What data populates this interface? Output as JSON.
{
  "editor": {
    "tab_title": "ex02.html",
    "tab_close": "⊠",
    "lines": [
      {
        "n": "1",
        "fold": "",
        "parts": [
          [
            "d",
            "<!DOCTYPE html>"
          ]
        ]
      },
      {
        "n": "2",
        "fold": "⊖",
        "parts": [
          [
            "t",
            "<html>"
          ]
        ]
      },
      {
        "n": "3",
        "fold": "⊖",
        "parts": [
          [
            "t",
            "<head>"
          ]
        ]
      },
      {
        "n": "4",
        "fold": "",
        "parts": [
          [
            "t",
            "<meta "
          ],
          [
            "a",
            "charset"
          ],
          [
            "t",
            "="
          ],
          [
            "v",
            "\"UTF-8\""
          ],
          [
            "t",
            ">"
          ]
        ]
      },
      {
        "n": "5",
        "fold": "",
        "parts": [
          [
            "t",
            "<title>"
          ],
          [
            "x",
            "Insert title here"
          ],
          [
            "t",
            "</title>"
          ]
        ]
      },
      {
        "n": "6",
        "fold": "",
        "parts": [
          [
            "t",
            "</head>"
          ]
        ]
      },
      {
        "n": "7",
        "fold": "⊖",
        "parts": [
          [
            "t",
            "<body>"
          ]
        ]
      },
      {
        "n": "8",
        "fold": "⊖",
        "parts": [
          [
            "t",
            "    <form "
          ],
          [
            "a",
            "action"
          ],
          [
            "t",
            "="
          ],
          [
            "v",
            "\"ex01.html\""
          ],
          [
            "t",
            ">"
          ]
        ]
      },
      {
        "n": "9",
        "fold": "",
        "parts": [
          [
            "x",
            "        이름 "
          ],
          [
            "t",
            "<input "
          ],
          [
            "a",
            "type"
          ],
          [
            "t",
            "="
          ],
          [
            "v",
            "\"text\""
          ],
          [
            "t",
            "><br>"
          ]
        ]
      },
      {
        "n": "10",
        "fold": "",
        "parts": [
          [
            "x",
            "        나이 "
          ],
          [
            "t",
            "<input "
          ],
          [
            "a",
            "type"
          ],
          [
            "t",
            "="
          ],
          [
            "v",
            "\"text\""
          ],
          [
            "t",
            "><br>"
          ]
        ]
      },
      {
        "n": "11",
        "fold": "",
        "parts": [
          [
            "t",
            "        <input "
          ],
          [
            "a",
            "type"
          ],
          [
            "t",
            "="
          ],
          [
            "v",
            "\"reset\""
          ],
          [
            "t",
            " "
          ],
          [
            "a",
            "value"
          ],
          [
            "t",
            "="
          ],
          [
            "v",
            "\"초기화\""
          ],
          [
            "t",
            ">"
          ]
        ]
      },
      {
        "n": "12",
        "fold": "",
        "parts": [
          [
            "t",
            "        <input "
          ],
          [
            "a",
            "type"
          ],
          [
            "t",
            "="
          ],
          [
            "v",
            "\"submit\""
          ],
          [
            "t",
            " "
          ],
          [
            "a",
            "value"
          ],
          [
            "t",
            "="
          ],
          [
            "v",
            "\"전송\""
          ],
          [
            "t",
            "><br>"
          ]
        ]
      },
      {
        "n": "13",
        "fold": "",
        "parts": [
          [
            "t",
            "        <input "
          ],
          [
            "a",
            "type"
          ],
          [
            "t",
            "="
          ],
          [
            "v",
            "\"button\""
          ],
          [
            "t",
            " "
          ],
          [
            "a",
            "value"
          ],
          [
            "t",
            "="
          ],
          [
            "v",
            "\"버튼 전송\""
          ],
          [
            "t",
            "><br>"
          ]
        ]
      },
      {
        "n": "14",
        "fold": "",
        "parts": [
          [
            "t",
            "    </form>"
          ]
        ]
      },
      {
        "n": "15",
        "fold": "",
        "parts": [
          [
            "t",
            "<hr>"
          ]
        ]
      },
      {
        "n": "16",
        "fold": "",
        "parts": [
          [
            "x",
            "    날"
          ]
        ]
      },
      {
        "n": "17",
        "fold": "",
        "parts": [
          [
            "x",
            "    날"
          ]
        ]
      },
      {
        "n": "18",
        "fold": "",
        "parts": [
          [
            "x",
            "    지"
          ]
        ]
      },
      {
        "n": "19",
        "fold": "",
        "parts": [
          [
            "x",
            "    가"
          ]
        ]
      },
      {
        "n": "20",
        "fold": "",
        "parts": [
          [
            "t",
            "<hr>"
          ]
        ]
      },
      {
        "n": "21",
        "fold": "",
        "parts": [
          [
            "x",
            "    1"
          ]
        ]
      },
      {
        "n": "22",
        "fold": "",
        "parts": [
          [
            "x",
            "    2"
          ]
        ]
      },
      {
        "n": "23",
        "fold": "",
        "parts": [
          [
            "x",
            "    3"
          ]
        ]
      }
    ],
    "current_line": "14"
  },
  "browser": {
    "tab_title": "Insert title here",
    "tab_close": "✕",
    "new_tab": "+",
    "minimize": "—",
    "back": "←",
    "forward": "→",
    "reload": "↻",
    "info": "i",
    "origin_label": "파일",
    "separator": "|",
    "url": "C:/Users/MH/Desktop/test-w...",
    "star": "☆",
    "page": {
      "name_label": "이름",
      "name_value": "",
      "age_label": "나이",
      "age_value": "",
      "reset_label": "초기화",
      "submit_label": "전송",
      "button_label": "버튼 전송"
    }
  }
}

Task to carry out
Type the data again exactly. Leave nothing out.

Task output
What data populates this interface? Output as JSON.
{
  "editor": {
    "tab_title": "ex02.html",
    "tab_close": "⊠",
    "lines": [
      {
        "n": "1",
        "fold": "",
        "parts": [
          [
            "d",
            "<!DOCTYPE html>"
          ]
        ]
      },
      {
        "n": "2",
        "fold": "⊖",
        "parts": [
          [
            "t",
            "<html>"
          ]
        ]
      },
      {
        "n": "3",
        "fold": "⊖",
        "parts": [
          [
            "t",
            "<head>"
          ]
        ]
      },
      {
        "n": "4",
        "fold": "",
        "parts": [
          [
            "t",
            "<meta "
          ],
          [
            "a",
            "charset"
          ],
          [
            "t",
            "="
          ],
          [
            "v",
            "\"UTF-8\""
          ],
          [
            "t",
            ">"
          ]
        ]
      },
      {
        "n": "5",
        "fold": "",
        "parts": [
          [
            "t",
            "<title>"
          ],
          [
            "x",
            "Insert title here"
          ],
          [
            "t",
            "</title>"
          ]
        ]
      },
      {
        "n": "6",
        "fold": "",
        "parts": [
          [
            "t",
            "</head>"
          ]
        ]
      },
      {
        "n": "7",
        "fold": "⊖",
        "parts": [
          [
            "t",
            "<body>"
          ]
        ]
      },
      {
        "n": "8",
        "fold": "⊖",
        "parts": [
          [
            "t",
            "    <form "
          ],
          [
            "a",
            "action"
          ],
          [
            "t",
            "="
          ],
          [
            "v",
            "\"ex01.html\""
          ],
          [
            "t",
            ">"
          ]
        ]
      },
      {
        "n": "9",
        "fold": "",
        "parts": [
          [
            "x",
            "        이름 "
          ],
          [
            "t",
            "<input "
          ],
          [
            "a",
            "type"
          ],
          [
            "t",
            "="
          ],
          [
            "v",
            "\"text\""
          ],
          [
            "t",
            "><br>"
          ]
        ]
      },
      {
        "n": "10",
        "fold": "",
        "parts": [
          [
            "x",
            "        나이 "
          ],
          [
            "t",
            "<input "
          ],
          [
            "a",
            "type"
          ],
          [
            "t",
            "="
          ],
          [
            "v",
            "\"text\""
          ],
          [
            "t",
            "><br>"
          ]
        ]
      },
      {
        "n": "11",
        "fold": "",
        "parts": [
          [
            "t",
            "        <input "
          ],
          [
            "a",
            "type"
          ],
          [
            "t",
            "="
          ],
          [
            "v",
            "\"reset\""
          ],
          [
            "t",
            " "
          ],
          [
            "a",
            "value"
          ],
          [
            "t",
            "="
          ],
          [
            "v",
            "\"초기화\""
          ],
          [
            "t",
            ">"
          ]
        ]
      },
      {
        "n": "12",
        "fold": "",
        "parts": [
          [
            "t",
            "        <input "
          ],
          [
            "a",
            "type"
          ],
          [
            "t",
            "="
          ],
          [
            "v",
            "\"submit\""
          ],
          [
            "t",
            " "
          ],
          [
            "a",
            "value"
          ],
          [
            "t",
            "="
          ],
          [
            "v",
            "\"전송\""
          ],
          [
            "t",
            "><br>"
          ]
        ]
      },
      {
        "n": "13",
        "fold": "",
        "parts": [
          [
            "t",
            "        <input "
          ],
          [
            "a",
            "type"
          ],
          [
            "t",
            "="
          ],
          [
            "v",
            "\"button\""
          ],
          [
            "t",
            " "
          ],
          [
            "a",
            "value"
          ],
          [
            "t",
            "="
          ],
          [
            "v",
            "\"버튼 전송\""
          ],
          [
            "t",
            "><br>"
          ]
        ]
      },
      {
        "n": "14",
        "fold": "",
        "parts": [
          [
            "t",
            "    </form>"
          ]
        ]
      },
      {
        "n": "15",
        "fold": "",
        "parts": [
          [
            "t",
            "<hr>"
          ]
        ]
      },
      {
        "n": "16",
        "fold": "",
        "parts": [
          [
            "x",
            "    날"
          ]
        ]
      },
      {
        "n": "17",
        "fold": "",
        "parts": [
          [
            "x",
            "    날"
          ]
        ]
      },
      {
        "n": "18",
        "fold": "",
        "parts": [
          [
            "x",
            "    지"
          ]
        ]
      },
      {
        "n": "19",
        "fold": "",
        "parts": [
          [
            "x",
            "    가"
          ]
        ]
      },
      {
        "n": "20",
        "fold": "",
        "parts": [
          [
            "t",
            "<hr>"
          ]
        ]
      },
      {
        "n": "21",
        "fold": "",
        "parts": [
          [
            "x",
            "    1"
          ]
        ]
      },
      {
        "n": "22",
        "fold": "",
        "parts": [
          [
            "x",
            "    2"
          ]
        ]
      },
      {
        "n": "23",
        "fold": "",
        "parts": [
          [
            "x",
            "    3"
          ]
        ]
      }
    ],
    "current_line": "14"
  },
  "browser": {
    "tab_title": "Insert title here",
    "tab_close": "✕",
    "new_tab": "+",
    "minimize": "—",
    "back": "←",
    "forward": "→",
    "reload": "↻",
    "info": "i",
    "origin_label": "파일",
    "separator": "|",
    "url": "C:/Users/MH/Desktop/test-w...",
    "star": "☆",
    "page": {
      "name_label": "이름",
      "name_value": "",
      "age_label": "나이",
      "age_value": "",
      "reset_label": "초기화",
      "submit_label": "전송",
      "button_label": "버튼 전송"
    }
  }
}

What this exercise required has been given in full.